Look, you just proved enormously your commitment to democracy last month in the largest democratic exercise in the world’s history. It was an example for the region. Imagine if every nation had the vigorous debates and voice that the Indian people just had the opportunity to express.
And yet in spite of all this, there’s a nagging misconception that our countries are not able to be full partners — the distrust of an earlier era, I think, still lingers.
But that’s not true. You’ve made hard choices to cut off oil imports from Iran, and move away from purchasing Venezuelan oil. We know these decisions weren’t without cost.
We’re doing everything we can to ensure you have adequate crude imports. We appreciate your help in pushing these regimes to behave like normal countries, and the Venezuelans to take care of their people.
You supported the global campaign of pressure and diplomacy with North Korea, to encourage Chairman Kim to go back to the bargaining table, and ultimately, to achieve the final, fully verified denuclearization of the Korean Peninsula.
You’ve joined America, too, for regular meetings between our top defense and diplomatic leaders. Your navy recently joined ours, alongside those of Japan and the Philippines, for a group sail for the first time in the South China Sea. There, we were able to reinforce our partnership and the freedom of navigation throughout international waterways.

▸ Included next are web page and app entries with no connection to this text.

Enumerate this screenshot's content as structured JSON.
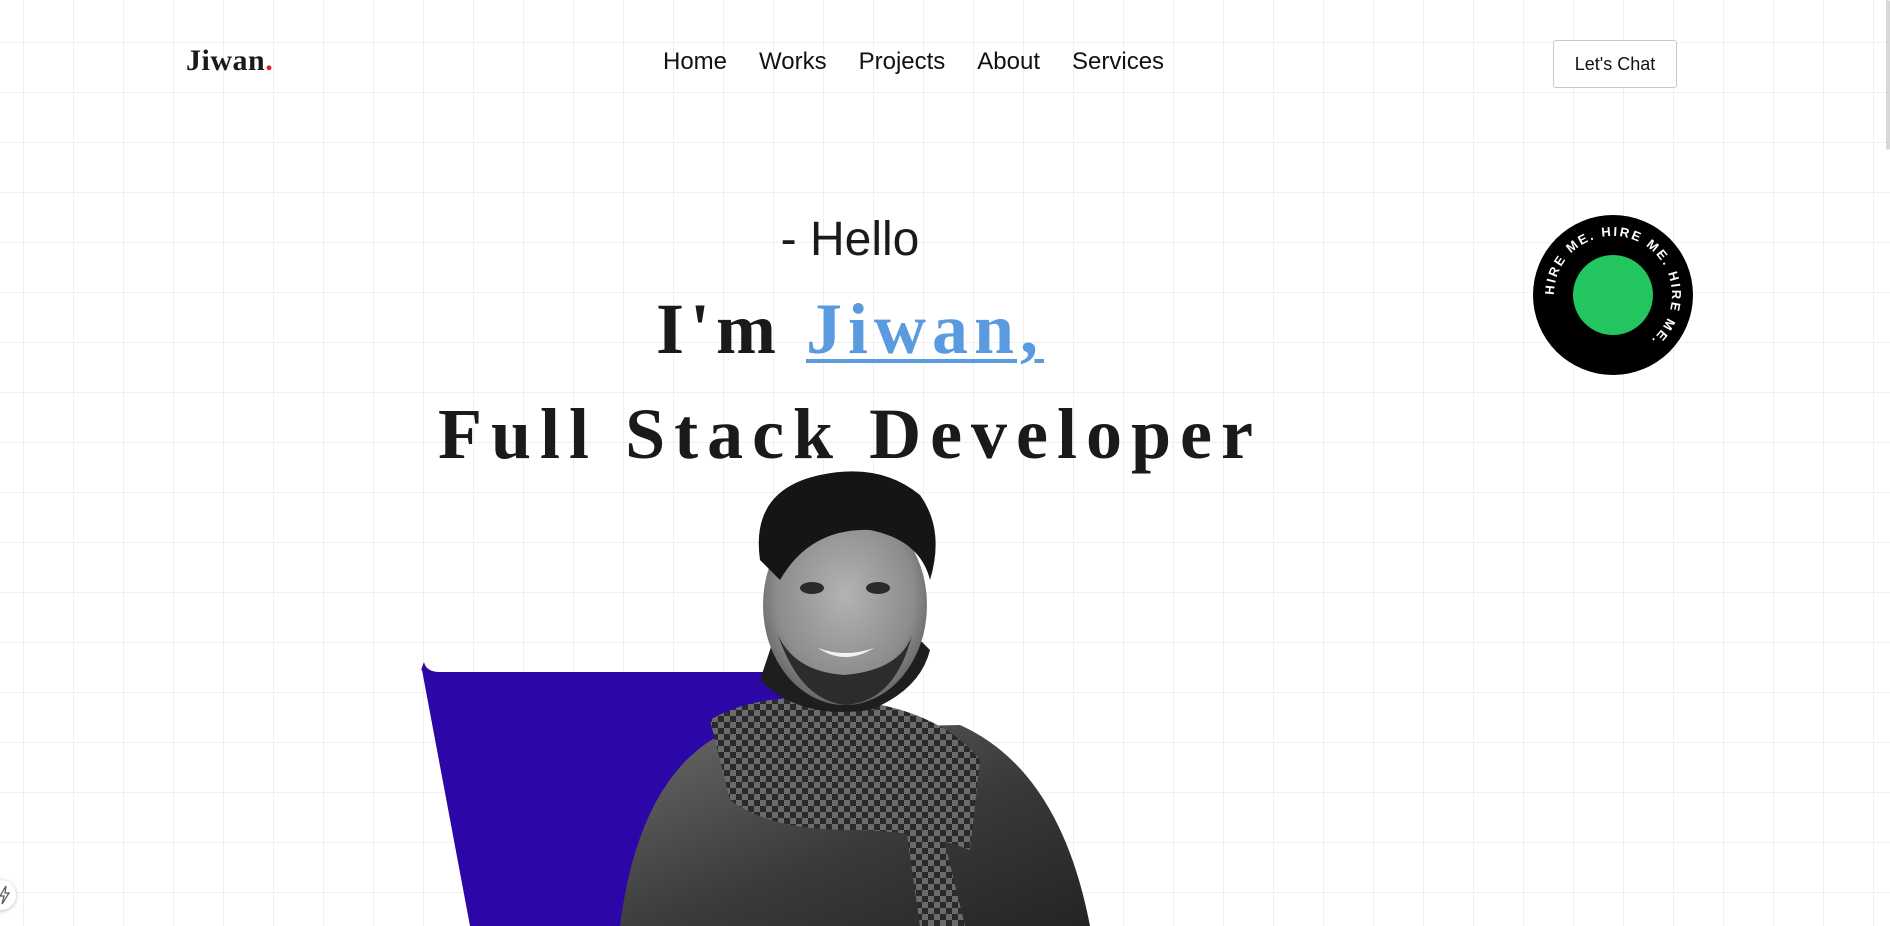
{
  "navbar": {
    "logo_text": "Jiwan",
    "logo_dot": ".",
    "links": [
      "Home",
      "Works",
      "Projects",
      "About",
      "Services"
    ],
    "cta_label": "Let's Chat"
  },
  "hero": {
    "greeting": "- Hello",
    "headline_prefix": "I'm ",
    "name": "Jiwan,",
    "role": "Full Stack Developer"
  },
  "hire_badge": {
    "text": "HIRE ME. HIRE ME. HIRE ME.",
    "ring_color": "#000000",
    "center_color": "#22c55e"
  },
  "colors": {
    "accent_name": "#5a9be0",
    "logo_dot": "#e11d2a",
    "portrait_backdrop": "#2d06a8",
    "grid_line": "#f0f0f0"
  },
  "icons": {
    "hire_badge": "rotating-text-badge",
    "side_tab": "lightning-icon"
  }
}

Recently, too, India voted against giving the United Nations observer status to a Palestinian NGO tied to terror group Hamas, because rewarding terror groups is just wrong. Both India and America know that.
You’ve contributed, too, $3 billion in fact, in assistance to Afghanistan, where we’ll keep working to achieve a better future for the Afghan people, and we will make sure the country never again becomes a hive for terrorist evil.
You’ve collaborated — you’ve collaborated with USAID, our aid institution inside the Department of State, on economic development that ranges from training farmers in Kenya, to helping women find employment in Afghanistan, to helping Nepal meet its energy needs.
India more and more is standing on the world stage, and we welcome your assertiveness, because it’s good for the world. It’s why we have for years supported your permanent seat on the UN Security Council. We’ve seen what’s possible when we work together for the common good all around the world. I think, too, it’s the moment to think in a different way, to think even bigger. It’s time for a more ambitious age.
Let’s start with counter-terrorism. Just a few weeks ago, Prime Minister Modi called for all nations to band together to fight terrorism, a message that aligns with what President Trump told the world leaders two years ago in Riyadh, on his first international visit. We were pleased to see the United Nations Sanctions Committee designate Masood Azhar last month. And from Kandahar to Sri Lanka and beyond, this fight will continue. Our work together must continue. Can we work even more closely to thwart terrorism that afflicts South Central Asia?
Then there’s our shared vision for a free and open Indo-Pacific region – a vision which we arrived at independently, but which today we pursue together. We both seek to uphold national sovereignty, the rule of law, transparency, good government, and basic freedoms. And we look forward to working with you in the western Indian Ocean, alongside countries such as France. Later this year, for the first time ever, the US military will participate in a tri-service exercise with their Indian counterparts. We respect your sovereignty, and seek a true partnership. Can we have a more robust defense relationship grounded in interoperability, with common platforms, shared doctrines, and new technologies?
Today 60 per cent of global maritime trade transits through the Indo-Pacific. In past weeks, the Islamic Republic of Iran has attacked tankers from Japan, Norway, Saudi Arabia, and the United Arab Emirates. In recent years, China has sought dominance in the South China Sea. Can America and India strategise more comprehensively on how to safeguard free and open seaways all throughout the world?
And on the economic front, just as we want our governments to instinctively turn to one another as partners, so we seek the same thing for our companies. Can we – can we help each other’s private industries disengage from countries with a weak rule of law and invest in partner nations eager to house our supply chains and our innovators?
India’s IT sector, it’s more than just a digital miracle – it’s a source of national pride. I know it; I can see it. Can we work together as partners, with partners such as Japan, to keep India’s networks – and the 5G networks of the future — safe and reliable? I’m confident that we can. Can we come to an agreement that allows data to flow freely among countries so we don’t balkanise the Internet, make our companies less competitive, and impede economic growth? I am certain there is a way.
Look, India has a chance to contribute robustly in the energy security region as well. We want that to happen. Can we work together to provide clean energy for all of the Indian people? And can we help wean your industries off reliance on partners that don’t share our common, strategic set of interests? One million Indian youth enter the job market every month. There are trillions of dollars in potential American investment sitting on the sidelines, waiting to be put to work in the Indo-Pacific region. What about reducing trade barriers between our two great nations? I’m very confident — I’m very confident — that a solution can be found, one that will honour President Trump’s call for fair and reciprocal trade and benefit the citizens of India and the United States alike.
Edited excerpts from a speech by US Secretary of State Michael R. Pompeo on “America and India: Embracing an Age of Ambition”, June 26 in New Delhi